___ RECORD EXCERPTS

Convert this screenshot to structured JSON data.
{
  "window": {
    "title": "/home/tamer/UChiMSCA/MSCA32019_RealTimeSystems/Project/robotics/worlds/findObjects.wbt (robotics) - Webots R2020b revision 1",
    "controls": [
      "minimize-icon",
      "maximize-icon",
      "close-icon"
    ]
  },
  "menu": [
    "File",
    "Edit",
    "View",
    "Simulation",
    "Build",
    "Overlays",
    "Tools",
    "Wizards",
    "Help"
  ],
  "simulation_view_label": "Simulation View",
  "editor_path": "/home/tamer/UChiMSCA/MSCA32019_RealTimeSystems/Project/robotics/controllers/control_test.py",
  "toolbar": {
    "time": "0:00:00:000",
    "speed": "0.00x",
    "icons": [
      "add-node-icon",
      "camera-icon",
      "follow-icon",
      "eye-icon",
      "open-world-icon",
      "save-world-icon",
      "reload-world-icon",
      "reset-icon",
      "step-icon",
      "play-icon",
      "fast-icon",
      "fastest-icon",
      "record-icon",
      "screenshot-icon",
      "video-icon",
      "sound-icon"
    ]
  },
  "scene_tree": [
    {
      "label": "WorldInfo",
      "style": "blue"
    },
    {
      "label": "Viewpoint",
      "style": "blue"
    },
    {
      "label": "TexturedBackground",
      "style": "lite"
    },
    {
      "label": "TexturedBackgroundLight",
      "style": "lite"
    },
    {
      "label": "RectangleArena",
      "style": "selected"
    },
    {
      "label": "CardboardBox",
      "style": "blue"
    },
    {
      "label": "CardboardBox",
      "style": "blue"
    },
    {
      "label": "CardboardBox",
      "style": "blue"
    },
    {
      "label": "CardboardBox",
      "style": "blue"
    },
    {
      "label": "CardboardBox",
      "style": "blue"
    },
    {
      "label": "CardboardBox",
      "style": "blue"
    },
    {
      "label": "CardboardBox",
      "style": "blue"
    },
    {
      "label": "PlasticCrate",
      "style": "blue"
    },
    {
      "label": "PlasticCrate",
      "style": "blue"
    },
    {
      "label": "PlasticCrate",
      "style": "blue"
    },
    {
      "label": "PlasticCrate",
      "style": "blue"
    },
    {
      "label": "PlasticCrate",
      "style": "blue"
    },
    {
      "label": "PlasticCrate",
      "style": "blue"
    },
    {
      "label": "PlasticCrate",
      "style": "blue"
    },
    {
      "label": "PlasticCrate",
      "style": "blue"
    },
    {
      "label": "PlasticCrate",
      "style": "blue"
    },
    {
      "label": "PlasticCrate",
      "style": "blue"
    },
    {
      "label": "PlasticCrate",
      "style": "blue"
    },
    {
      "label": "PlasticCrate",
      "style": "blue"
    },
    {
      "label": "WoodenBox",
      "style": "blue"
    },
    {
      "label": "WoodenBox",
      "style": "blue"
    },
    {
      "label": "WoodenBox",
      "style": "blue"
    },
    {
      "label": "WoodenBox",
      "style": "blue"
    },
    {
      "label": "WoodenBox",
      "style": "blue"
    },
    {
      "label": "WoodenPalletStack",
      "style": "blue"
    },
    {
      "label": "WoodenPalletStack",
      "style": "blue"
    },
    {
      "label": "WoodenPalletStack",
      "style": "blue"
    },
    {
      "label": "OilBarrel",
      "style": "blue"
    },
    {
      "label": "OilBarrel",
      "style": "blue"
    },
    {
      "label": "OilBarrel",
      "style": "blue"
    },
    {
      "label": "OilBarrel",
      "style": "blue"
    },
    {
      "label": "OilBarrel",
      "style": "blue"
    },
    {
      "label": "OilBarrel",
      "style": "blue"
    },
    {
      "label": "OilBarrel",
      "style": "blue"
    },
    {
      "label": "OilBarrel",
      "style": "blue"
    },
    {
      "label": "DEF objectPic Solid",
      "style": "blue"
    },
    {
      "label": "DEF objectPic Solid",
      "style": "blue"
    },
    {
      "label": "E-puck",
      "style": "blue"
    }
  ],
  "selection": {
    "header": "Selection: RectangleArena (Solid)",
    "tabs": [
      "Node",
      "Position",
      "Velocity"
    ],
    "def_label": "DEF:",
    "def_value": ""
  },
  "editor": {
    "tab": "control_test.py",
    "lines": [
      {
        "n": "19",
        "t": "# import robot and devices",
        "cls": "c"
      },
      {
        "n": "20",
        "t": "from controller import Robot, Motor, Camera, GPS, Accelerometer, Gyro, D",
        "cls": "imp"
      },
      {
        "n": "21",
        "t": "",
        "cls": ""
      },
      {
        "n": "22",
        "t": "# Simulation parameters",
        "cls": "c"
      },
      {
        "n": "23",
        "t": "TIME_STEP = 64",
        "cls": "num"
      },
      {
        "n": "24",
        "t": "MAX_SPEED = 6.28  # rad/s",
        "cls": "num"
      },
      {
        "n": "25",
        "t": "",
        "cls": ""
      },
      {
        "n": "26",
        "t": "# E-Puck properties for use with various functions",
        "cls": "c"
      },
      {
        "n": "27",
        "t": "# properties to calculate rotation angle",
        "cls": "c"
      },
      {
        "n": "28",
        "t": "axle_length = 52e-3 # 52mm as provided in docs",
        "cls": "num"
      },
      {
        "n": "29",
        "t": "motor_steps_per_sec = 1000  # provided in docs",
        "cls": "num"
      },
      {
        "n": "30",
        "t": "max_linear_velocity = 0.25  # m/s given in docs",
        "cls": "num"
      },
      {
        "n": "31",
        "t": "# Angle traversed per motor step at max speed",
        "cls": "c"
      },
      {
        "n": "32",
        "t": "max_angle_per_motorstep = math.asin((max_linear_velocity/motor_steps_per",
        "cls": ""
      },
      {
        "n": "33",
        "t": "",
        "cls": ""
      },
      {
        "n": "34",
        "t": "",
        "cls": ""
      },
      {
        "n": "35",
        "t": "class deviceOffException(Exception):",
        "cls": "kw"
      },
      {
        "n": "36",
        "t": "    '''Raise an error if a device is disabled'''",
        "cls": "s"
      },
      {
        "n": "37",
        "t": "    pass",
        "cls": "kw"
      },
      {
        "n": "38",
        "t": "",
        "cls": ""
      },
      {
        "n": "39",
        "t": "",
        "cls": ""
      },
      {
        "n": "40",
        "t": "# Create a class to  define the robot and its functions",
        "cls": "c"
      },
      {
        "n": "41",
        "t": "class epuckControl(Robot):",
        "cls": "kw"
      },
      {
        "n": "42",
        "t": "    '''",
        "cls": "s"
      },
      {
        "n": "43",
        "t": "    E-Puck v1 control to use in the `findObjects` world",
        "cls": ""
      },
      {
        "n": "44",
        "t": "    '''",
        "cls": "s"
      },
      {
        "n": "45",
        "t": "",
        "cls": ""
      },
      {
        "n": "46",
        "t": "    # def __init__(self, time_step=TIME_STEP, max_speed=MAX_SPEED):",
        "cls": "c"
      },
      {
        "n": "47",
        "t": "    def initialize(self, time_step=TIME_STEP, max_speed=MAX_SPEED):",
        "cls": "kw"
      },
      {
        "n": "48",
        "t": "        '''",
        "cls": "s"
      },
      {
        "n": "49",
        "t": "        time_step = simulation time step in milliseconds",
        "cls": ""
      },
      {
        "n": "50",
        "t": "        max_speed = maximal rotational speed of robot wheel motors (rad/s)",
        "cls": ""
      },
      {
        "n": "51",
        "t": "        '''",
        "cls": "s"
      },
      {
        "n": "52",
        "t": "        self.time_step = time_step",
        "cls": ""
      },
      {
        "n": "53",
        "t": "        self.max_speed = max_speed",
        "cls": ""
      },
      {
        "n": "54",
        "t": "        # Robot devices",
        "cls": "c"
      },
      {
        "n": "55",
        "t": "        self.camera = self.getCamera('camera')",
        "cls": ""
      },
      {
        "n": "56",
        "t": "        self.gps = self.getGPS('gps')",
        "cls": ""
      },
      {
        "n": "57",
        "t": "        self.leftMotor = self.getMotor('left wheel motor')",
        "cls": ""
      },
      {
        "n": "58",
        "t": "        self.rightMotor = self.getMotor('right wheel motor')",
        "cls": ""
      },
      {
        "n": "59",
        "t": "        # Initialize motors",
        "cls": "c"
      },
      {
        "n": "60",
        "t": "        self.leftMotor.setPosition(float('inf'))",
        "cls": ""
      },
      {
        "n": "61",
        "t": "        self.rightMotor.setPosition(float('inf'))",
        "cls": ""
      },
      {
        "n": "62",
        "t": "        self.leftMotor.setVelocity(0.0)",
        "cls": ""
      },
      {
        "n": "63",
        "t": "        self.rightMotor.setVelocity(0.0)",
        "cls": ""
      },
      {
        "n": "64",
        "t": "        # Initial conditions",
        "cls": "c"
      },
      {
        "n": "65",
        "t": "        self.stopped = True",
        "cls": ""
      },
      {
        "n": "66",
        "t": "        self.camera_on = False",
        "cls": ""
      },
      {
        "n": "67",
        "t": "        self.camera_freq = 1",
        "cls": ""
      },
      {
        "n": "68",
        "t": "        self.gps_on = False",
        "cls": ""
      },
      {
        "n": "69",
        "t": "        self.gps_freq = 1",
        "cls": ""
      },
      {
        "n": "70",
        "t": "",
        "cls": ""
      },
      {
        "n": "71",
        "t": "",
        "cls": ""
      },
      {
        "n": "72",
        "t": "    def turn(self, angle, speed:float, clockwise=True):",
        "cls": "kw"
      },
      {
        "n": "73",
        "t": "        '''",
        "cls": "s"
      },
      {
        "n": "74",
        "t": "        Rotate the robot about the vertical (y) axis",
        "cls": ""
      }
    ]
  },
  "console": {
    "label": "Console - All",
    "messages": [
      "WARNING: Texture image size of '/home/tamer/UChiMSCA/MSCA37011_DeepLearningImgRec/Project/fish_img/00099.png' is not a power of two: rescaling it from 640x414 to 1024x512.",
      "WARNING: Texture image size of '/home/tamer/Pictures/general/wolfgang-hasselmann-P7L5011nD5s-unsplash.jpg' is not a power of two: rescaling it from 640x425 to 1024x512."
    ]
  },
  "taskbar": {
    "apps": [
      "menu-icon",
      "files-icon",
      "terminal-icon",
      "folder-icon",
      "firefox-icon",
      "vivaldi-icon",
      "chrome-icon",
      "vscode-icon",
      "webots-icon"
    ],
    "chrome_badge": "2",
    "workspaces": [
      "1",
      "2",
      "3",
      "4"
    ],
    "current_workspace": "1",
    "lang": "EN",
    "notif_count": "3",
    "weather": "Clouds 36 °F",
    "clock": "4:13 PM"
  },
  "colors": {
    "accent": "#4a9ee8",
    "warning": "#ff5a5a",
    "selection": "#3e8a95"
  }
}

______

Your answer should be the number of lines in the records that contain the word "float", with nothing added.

ANSWER SPACE. 3